“Though many of the increases in funding sound positive, in reality, they only offset about half of the drastic historical cuts they have faced. It doesn’t necessarily increase revenue or benefits,” said Saporta.
According to the administration, the state’s General Fund budgetary reserve will be $1 billion by the end of 2014 if implemented as proposed. Yet, Californian’s still live well below the poverty line. Last year, poverty levels were at 16.3 percent, and have increased to 16.6 percent. Communities of color have the highest rates of poverty.
How health care reform and the Medi-Cal expansion will be implemented is still uncertain, said Saporta.
“The Medi-Cal expansion will benefit 1.8 to 2.7 million people by 2019 and 60 percent will be communities of color but we still don’t have the details on how it will work,” said Saporta.
Education, one of the big issues highlighted by Brown in his State of the State Address and January state budget proposal, will get an increase in funding.
Brown’s current budget proposal allocates $56.2 billion for K-12 education in 2013-14 and indicates that funding levels will increase by almost $2,700 per student through 2017.
In addition, he introduced changes to the Local Control Funding Formula as a new method to provide more funds to districts serving English-Language Learners and low-income students with the end goal of bridging the education gap among advantaged and disadvantaged students.
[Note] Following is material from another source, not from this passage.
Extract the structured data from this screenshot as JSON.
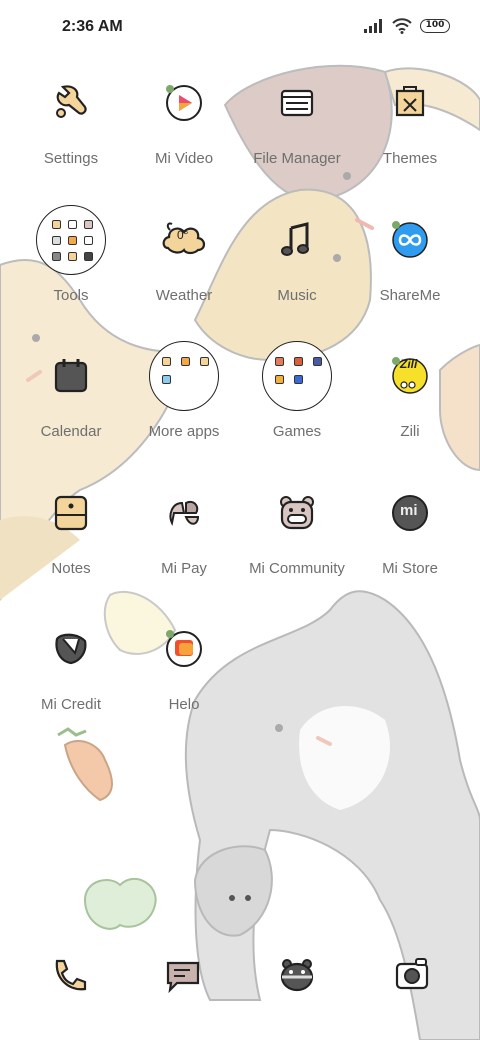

The formula proposes a base grant for all districts and a supplemental grant to districts based on how many economically disadvantaged students are enrolled.
“The only problem we see is the lack of oversight in this process. Even though districts will have the ability to manage the funds, whether or not they will directly go to helping and meeting the needs of the students is an open question,” said Dr. Daniel Byrd, the institute’s research director.
In higher education, approximately $125 million from the general fund will provide for core instructional costs for both the UC and the CSU systems. The problem, said analysts, are the number of students and minority students each system holds.
“There are more students of color who attend the CSU system compared to the UC system. So, even though funds will be allocated to both systems, it is an inequitable distribution of funding, particularly for CSU students who are disproportionately students of color,” said Byrd.
Institute analysts are hopeful more clarifications to Brown’s proposal will help iron out the kinks in funding across education and health care alike.
“We have to wait until we have details. It will all come down to specifics,” said Byrd.